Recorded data
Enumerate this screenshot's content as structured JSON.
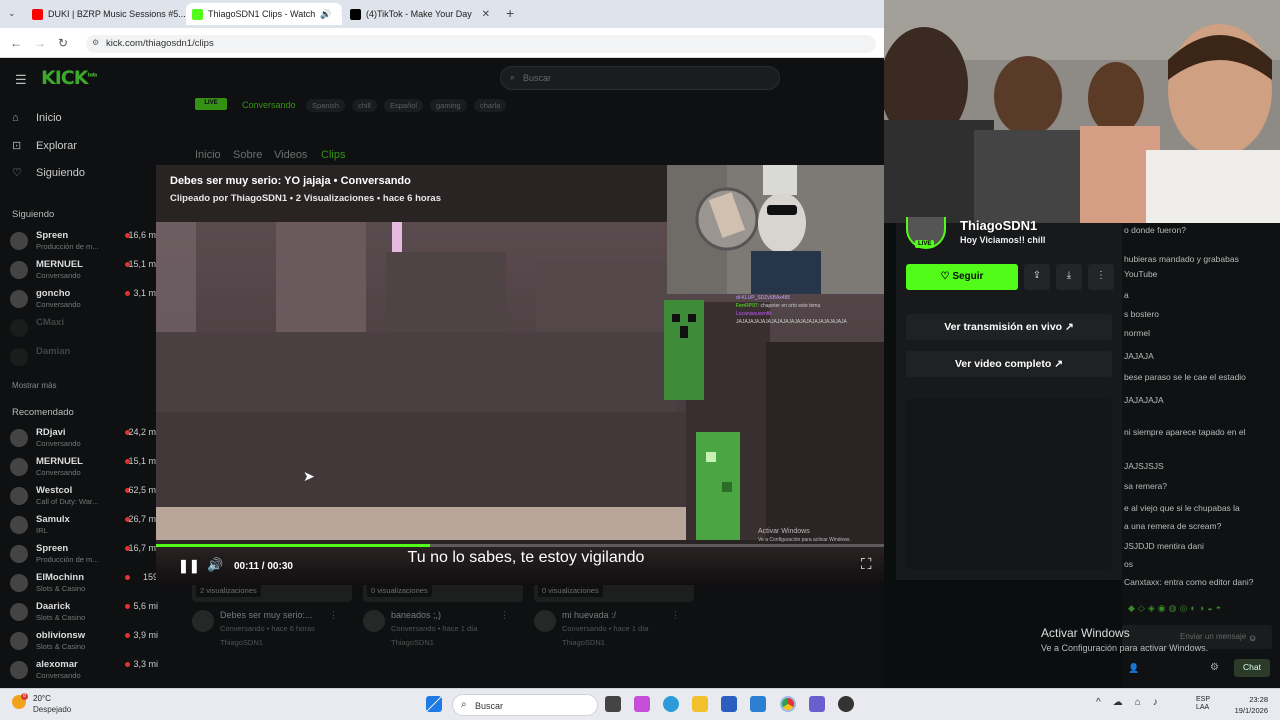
{
  "browser": {
    "tabs": [
      {
        "title": "DUKI | BZRP Music Sessions #5...",
        "color": "#ff0000"
      },
      {
        "title": "ThiagoSDN1 Clips - Watch",
        "color": "#53fc18"
      },
      {
        "title": "(4)TikTok - Make Your Day",
        "color": "#000000"
      }
    ],
    "new_tab": "+",
    "url": "kick.com/thiagosdn1/clips"
  },
  "kick": {
    "logo": "KICK",
    "logo_sup": "beta",
    "search_placeholder": "Buscar",
    "nav": [
      {
        "label": "Inicio",
        "icon": "home-icon"
      },
      {
        "label": "Explorar",
        "icon": "compass-icon"
      },
      {
        "label": "Siguiendo",
        "icon": "heart-icon"
      }
    ],
    "following_title": "Siguiendo",
    "following": [
      {
        "name": "Spreen",
        "category": "Producción de m...",
        "viewers": "16,6 mi"
      },
      {
        "name": "MERNUEL",
        "category": "Conversando",
        "viewers": "15,1 mi"
      },
      {
        "name": "goncho",
        "category": "Conversando",
        "viewers": "3,1 mi"
      },
      {
        "name": "CMaxi",
        "category": "",
        "viewers": ""
      },
      {
        "name": "Damian",
        "category": "",
        "viewers": ""
      }
    ],
    "show_more": "Mostrar más",
    "recommended_title": "Recomendado",
    "recommended": [
      {
        "name": "RDjavi",
        "category": "Conversando",
        "viewers": "24,2 mi"
      },
      {
        "name": "MERNUEL",
        "category": "Conversando",
        "viewers": "15,1 mi"
      },
      {
        "name": "Westcol",
        "category": "Call of Duty: War...",
        "viewers": "62,5 mi"
      },
      {
        "name": "Samulx",
        "category": "IRL",
        "viewers": "26,7 mi"
      },
      {
        "name": "Spreen",
        "category": "Producción de m...",
        "viewers": "16,7 mi"
      },
      {
        "name": "ElMochinn",
        "category": "Slots & Casino",
        "viewers": "159"
      },
      {
        "name": "Daarick",
        "category": "Slots & Casino",
        "viewers": "5,6 mi"
      },
      {
        "name": "oblivionsw",
        "category": "Slots & Casino",
        "viewers": "3,9 mi"
      },
      {
        "name": "alexomar",
        "category": "Conversando",
        "viewers": "3,3 mi"
      }
    ],
    "channel_live": "LIVE",
    "channel_category": "Conversando",
    "tags": [
      "Spanish",
      "chill",
      "Español",
      "gaming",
      "charla"
    ],
    "profile_tabs": [
      "Inicio",
      "Sobre",
      "Videos",
      "Clips"
    ],
    "active_tab": "Clips"
  },
  "player": {
    "title": "Debes ser muy serio: YO jajaja • Conversando",
    "subtitle": "Clipeado por ThiagoSDN1 • 2 Visualizaciones • hace 6 horas",
    "caption": "Tu no lo sabes, te estoy vigilando",
    "time": "00:11 / 00:30",
    "progress": 0.37,
    "watermark_1": "Activar Windows",
    "watermark_2": "Ve a Configuración para activar Windows.",
    "overlay_chat": [
      {
        "user": "di-KLUP_SDZv5BAx485",
        "text": "",
        "color": "#c6a0ff"
      },
      {
        "user": "FerrRP97",
        "text": ": chapeter en orto este tema",
        "color": "#53fc18"
      },
      {
        "user": "Lucaniasusenfik",
        "text": "",
        "color": "#c056ff"
      },
      {
        "user": "",
        "text": "JAJAJAJAJAJAJAJAJAJAJAJAJAJAJAJAJAJAJA",
        "color": "#ffffff"
      }
    ]
  },
  "clips": [
    {
      "views": "2 visualizaciones",
      "title": "Debes ser muy serio:...",
      "meta": "Conversando • hace 6 horas",
      "user": "ThiagoSDN1"
    },
    {
      "views": "0 visualizaciones",
      "title": "baneados ;,)",
      "meta": "Conversando • hace 1 día",
      "user": "ThiagoSDN1"
    },
    {
      "views": "0 visualizaciones",
      "title": "mi huevada :/",
      "meta": "Conversando • hace 1 día",
      "user": "ThiagoSDN1"
    }
  ],
  "channel": {
    "name": "ThiagoSDN1",
    "stream_title": "Hoy Viciamos!! chill",
    "live": "LIVE",
    "follow": "Seguir",
    "watch_live": "Ver transmisión en vivo",
    "full_video": "Ver video completo"
  },
  "chat": {
    "lines": [
      "o donde fueron?",
      "hubieras mandado y grababas",
      "YouTube",
      "a",
      "s bostero",
      "normel",
      "JAJAJA",
      "bese paraso se le cae el estadio",
      "JAJAJAJA",
      "ni siempre aparece tapado en el",
      "JAJSJSJS",
      "sa remera?",
      "e al viejo que si le chupabas la",
      "a una remera de scream?",
      "JSJDJD mentira dani",
      "os",
      "Canxtaxx: entra como editor dani?"
    ],
    "input_placeholder": "Enviar un mensaje",
    "viewers": "0",
    "send": "Chat",
    "activate_1": "Activar Windows",
    "activate_2": "Ve a Configuración para activar Windows."
  },
  "taskbar": {
    "temp": "20°C",
    "weather": "Despejado",
    "badge": "8",
    "search": "Buscar",
    "lang_1": "ESP",
    "lang_2": "LAA",
    "time": "23:28",
    "date": "19/1/2026"
  }
}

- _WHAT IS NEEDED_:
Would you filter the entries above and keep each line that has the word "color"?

- _EXPECTED ANSWER_:
        "color": "#ff0000"
        "color": "#53fc18"
        "color": "#000000"
        "color": "#c6a0ff"
        "color": "#53fc18"
        "color": "#c056ff"
        "color": "#ffffff"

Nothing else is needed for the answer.